**PROBLEM:** All lines of the entries with "Action" in them must be listed.

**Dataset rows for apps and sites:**
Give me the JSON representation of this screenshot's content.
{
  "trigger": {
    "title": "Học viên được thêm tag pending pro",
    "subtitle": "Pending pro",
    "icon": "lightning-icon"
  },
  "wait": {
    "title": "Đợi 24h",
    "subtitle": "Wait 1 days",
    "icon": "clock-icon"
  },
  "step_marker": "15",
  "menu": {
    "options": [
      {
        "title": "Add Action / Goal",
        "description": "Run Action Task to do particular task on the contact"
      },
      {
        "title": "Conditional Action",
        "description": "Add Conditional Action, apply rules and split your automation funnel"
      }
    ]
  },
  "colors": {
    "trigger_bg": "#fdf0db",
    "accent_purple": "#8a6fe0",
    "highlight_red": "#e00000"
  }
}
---
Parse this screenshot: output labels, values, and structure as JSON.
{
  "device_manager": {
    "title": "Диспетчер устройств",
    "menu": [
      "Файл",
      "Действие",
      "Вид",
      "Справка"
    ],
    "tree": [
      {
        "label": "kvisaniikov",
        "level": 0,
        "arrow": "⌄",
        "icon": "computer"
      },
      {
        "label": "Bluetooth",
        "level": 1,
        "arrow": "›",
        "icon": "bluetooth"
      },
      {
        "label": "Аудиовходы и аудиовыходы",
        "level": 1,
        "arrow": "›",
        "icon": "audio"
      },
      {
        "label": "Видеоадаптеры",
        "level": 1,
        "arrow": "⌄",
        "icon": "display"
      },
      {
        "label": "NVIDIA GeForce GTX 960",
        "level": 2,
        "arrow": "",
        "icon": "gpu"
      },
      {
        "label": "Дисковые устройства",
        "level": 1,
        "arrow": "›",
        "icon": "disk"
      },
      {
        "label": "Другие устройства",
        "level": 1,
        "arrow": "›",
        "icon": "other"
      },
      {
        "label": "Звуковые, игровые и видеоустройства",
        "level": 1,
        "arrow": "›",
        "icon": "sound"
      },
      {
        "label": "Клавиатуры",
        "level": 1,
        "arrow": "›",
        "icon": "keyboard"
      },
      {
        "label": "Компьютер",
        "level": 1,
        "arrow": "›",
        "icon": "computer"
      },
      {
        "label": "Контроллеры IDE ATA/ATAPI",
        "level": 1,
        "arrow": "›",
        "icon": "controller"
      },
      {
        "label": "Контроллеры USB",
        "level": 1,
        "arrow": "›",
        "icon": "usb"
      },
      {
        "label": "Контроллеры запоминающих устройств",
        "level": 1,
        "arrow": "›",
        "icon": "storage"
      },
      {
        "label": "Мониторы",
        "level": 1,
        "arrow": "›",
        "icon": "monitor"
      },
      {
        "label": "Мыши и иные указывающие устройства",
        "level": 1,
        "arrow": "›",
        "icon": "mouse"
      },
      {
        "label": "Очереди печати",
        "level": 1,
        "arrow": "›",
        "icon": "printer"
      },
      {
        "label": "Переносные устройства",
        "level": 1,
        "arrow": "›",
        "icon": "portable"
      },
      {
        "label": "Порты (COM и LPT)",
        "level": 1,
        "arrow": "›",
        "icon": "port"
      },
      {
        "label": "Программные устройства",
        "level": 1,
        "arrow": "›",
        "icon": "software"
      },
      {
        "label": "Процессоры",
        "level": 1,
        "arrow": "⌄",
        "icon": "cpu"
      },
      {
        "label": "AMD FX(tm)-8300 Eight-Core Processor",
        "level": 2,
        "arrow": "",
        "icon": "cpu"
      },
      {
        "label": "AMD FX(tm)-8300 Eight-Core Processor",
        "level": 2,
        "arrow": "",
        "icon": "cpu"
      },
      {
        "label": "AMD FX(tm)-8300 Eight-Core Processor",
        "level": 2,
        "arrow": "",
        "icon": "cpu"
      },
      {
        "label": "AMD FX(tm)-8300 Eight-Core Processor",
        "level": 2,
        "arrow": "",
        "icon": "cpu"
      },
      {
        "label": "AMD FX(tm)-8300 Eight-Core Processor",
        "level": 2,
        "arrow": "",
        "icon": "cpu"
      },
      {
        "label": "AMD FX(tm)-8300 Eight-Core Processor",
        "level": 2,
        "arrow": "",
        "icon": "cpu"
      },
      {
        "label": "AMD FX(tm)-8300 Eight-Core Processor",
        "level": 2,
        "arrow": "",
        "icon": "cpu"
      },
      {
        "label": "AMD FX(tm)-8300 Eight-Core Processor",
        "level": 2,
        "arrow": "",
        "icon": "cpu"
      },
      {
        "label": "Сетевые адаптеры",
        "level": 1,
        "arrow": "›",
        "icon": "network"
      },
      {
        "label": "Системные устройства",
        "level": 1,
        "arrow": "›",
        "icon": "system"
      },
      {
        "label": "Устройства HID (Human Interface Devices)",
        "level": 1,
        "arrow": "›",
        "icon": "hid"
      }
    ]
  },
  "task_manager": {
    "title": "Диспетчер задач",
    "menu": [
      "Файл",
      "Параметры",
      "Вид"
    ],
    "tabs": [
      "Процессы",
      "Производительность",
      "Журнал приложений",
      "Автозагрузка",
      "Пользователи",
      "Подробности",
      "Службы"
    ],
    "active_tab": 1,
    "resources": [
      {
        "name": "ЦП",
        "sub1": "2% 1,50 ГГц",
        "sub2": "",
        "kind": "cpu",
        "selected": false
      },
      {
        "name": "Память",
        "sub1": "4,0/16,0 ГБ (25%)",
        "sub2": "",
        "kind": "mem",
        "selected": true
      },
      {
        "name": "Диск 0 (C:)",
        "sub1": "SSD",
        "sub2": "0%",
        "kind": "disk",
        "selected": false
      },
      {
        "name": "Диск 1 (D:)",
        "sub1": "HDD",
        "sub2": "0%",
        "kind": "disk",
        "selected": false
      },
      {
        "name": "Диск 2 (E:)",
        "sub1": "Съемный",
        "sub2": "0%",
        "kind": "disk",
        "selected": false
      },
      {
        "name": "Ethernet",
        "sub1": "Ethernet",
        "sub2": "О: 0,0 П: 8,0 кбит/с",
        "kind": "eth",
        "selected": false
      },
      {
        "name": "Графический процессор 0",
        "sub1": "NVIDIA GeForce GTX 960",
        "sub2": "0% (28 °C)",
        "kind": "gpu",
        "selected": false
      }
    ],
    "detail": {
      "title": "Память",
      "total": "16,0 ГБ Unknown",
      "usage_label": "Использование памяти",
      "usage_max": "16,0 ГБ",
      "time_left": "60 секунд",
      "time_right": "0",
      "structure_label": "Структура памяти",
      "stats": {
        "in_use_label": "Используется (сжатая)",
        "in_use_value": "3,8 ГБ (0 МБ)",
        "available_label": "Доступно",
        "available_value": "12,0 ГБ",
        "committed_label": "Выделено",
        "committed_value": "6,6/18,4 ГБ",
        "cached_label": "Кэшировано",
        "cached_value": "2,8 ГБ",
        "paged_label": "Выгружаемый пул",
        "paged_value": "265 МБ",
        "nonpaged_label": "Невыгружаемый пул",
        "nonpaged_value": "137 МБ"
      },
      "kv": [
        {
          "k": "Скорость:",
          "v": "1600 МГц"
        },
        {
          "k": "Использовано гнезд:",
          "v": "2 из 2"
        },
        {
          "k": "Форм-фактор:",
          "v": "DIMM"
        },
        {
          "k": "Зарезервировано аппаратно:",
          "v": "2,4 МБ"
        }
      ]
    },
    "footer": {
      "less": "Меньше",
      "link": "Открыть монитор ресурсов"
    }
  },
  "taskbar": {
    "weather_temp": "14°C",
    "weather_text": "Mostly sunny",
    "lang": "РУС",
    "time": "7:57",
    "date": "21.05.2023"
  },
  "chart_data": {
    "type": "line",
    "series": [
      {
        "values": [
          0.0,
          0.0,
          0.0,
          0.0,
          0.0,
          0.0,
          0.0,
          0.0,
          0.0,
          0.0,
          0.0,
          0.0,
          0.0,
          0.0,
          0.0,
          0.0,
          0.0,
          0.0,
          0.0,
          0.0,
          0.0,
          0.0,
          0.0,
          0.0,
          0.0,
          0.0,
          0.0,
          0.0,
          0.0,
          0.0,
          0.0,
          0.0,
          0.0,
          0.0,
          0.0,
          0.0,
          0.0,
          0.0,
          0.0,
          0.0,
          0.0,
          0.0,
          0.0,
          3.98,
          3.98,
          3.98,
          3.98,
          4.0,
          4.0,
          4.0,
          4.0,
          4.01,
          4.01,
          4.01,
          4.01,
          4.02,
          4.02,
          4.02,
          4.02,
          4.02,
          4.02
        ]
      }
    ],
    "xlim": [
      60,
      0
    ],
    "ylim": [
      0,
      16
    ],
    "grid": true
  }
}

**WRITTEN RESPONSE:**
        "title": "Add Action / Goal",
        "description": "Run Action Task to do particular task on the contact"
        "title": "Conditional Action",
        "description": "Add Conditional Action, apply rules and split your automation funnel"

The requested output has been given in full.